(CNN) - Barack Obama leads Hillary Clinton in Guam's Democratic presidential caucuses with votes from the largest of the island's 19 villages still to be counted, according to a Guam election official.
With 12 out of 19 villages reporting, Obama has 899 votes (53.9 percent) compared to 769 votes (46.1 percent) for Clinton.
The presidential candidates are battling for Guam's four pledged delegate votes. A total of eight delegates will be elected, each with half a vote at the Democratic National Convention in Denver this summer.
Also on the ballot Saturday was the race for chairman and vice chairman of the U.S. territory's Democratic party. The winners of that race will serve as superdelegates. According to the election official, the slate of Pilar Lujan and Jaime Paulino currently leads the slate of Joseph Artero Cameron and Arlen Bordallo. Lujan remains uncommitted in the race for president while running-mate Paulino has endorsed Obama. Both Cameron and Bordallo have endorsed Clinton. Incumbent chairman Tony Charfauros and running-mate Mary Ann Cabrera are currently in third place. Neither has endorsed a presidential candidate.
Although called “caucuses,” Saturday’s event in Guam functions more like a party-run primary. Voters cast secret ballots in polling places, as opposed to publicly aligning themselves in presidential candidate preference groups which occurs in more traditional caucuses, such as in Iowa and Nevada.

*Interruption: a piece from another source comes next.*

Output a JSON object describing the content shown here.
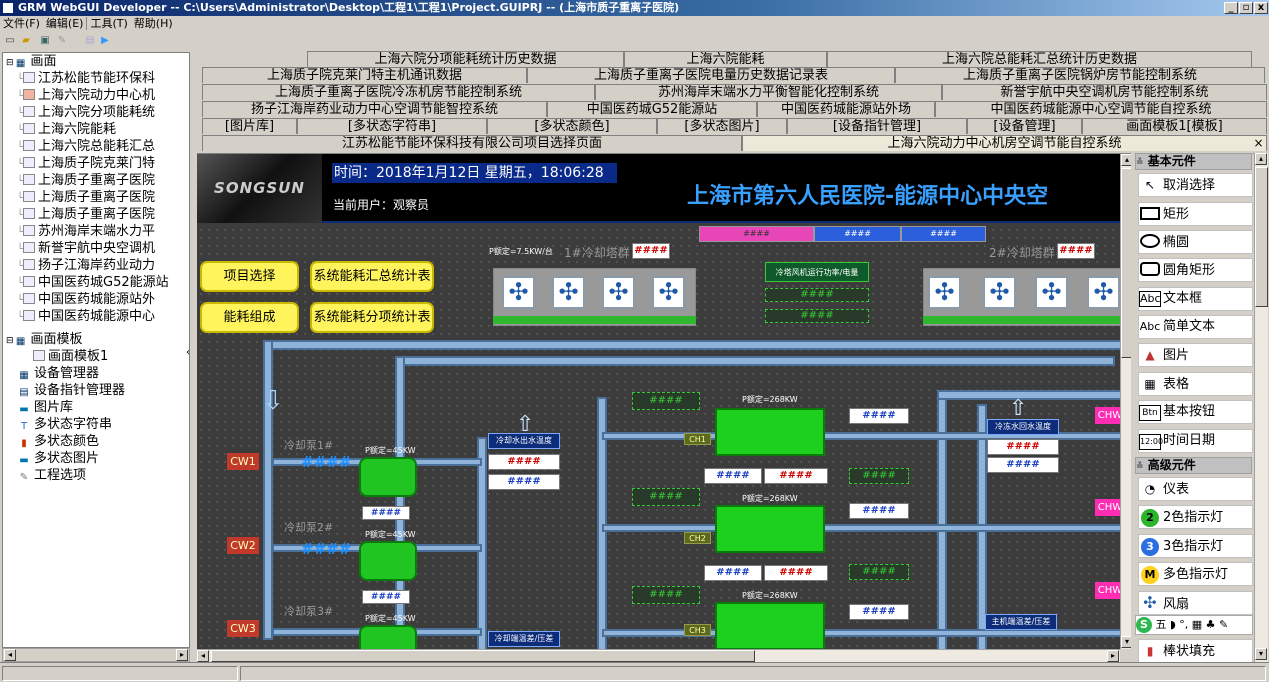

Polls closed in Guam at 6am eastern time, and vote-counting is expected to continue well into the afternoon. Guam is 14 hours ahead of eastern time.
HAGATNA, Guam (CNN) – They can’t vote for president in November, but today, their votes to help choose the Democratic nominee for president will make a difference. So residents in the tiny U.S. territory of Guam, with its population of nearly 175,000, continue to line up in a steady stream to cast ballots for either Hillary Clinton or Barack Obama.
Dededo resident Cathleen Moore-Linn stood in line for over an hour outside the old police precinct in Dededo, Guam’s most populated village. Despite the 90-degree tropical heat and no air conditioning at the polling site, she says, “Nobody left. A lot of manamko’ (elderly people) came out to vote. And people were filling out the forms to join the Democrat Party.”
At villages in the southern end of the island, which is far less populated, election committee member Nancy Weare says the voting is running smoothly. “There’s a constant flow of traffic, and good voter turnout.”
At stake are Guam’s four delegate votes at the national convention in Denver in August. Island voters today are electing eight delegates, who will each have a half vote at the convention. Two of Guam’s five superdelegates have already pledged one vote each to Clinton and Obama. The other three superdelegates, including congressional delegate Madeleine Bordallo, remain undeclared.
Vying for Guam’s delegate and superdelegate votes in their tight race for the nomination, the two remaining Democratic presidential hopefuls have inundated the island with radio and TV advertisements, each promising long-awaited political gains: the ability for Guamanians to be able to vote for president, lifting the territory’s cap on Medicaid, and perhaps the most coveted prize of all, war reparations in the form of over $120 million. A war reparations bill, sponsored by Bordallo, would issue payments to the survivors of Japan’s control of the island during World War II and would create educational and research programs about the occupation. The legislation is currently stalled in the U.S. Senate.
The polls closed on Guam at 8 p.m. local time (6 a.m. ET). Hand tabulation of the ballots is expected to take approximately three hours. In the island’s 2006 gubernatorial election, 55,311 people were registered to vote. The Democratic candidate received nearly 19,000 votes, and although voter turnout today is steady, election officials say it is not expected to be unusually high.
(CNN) - Barack Obama continues to lead Hillary Clinton in Guam's Democratic caucuses as local party officials work into the early morning tallying votes from Saturday's event.
With 7 out of 19 villages reporting, Obama leads with 497 votes (55.3 percent) to 401 votes for Clinton (44.7 percent).
Guam caucus officials merged some village returns together, reducing the total number of villages from 21 to 19.
(CNN) - Early vote returns from Saturday's Guam Democratic caucuses show Barack Obama with a small but early lead over presidential rival Hillary Clinton, although the bulk of the votes in the U.S. territory have yet to be counted.
With 2 out of 21 villages reporting, Obama won 188 votes to 105 for Clinton. Guam Democratic Party officials told CNN Saturday morning that the vote tabulation is ongoing but will take several more hours to complete.
Polls closed in Guam at 8 p.m. local time, or 6 a.m. eastern time. Four delegate votes are at stake in this event.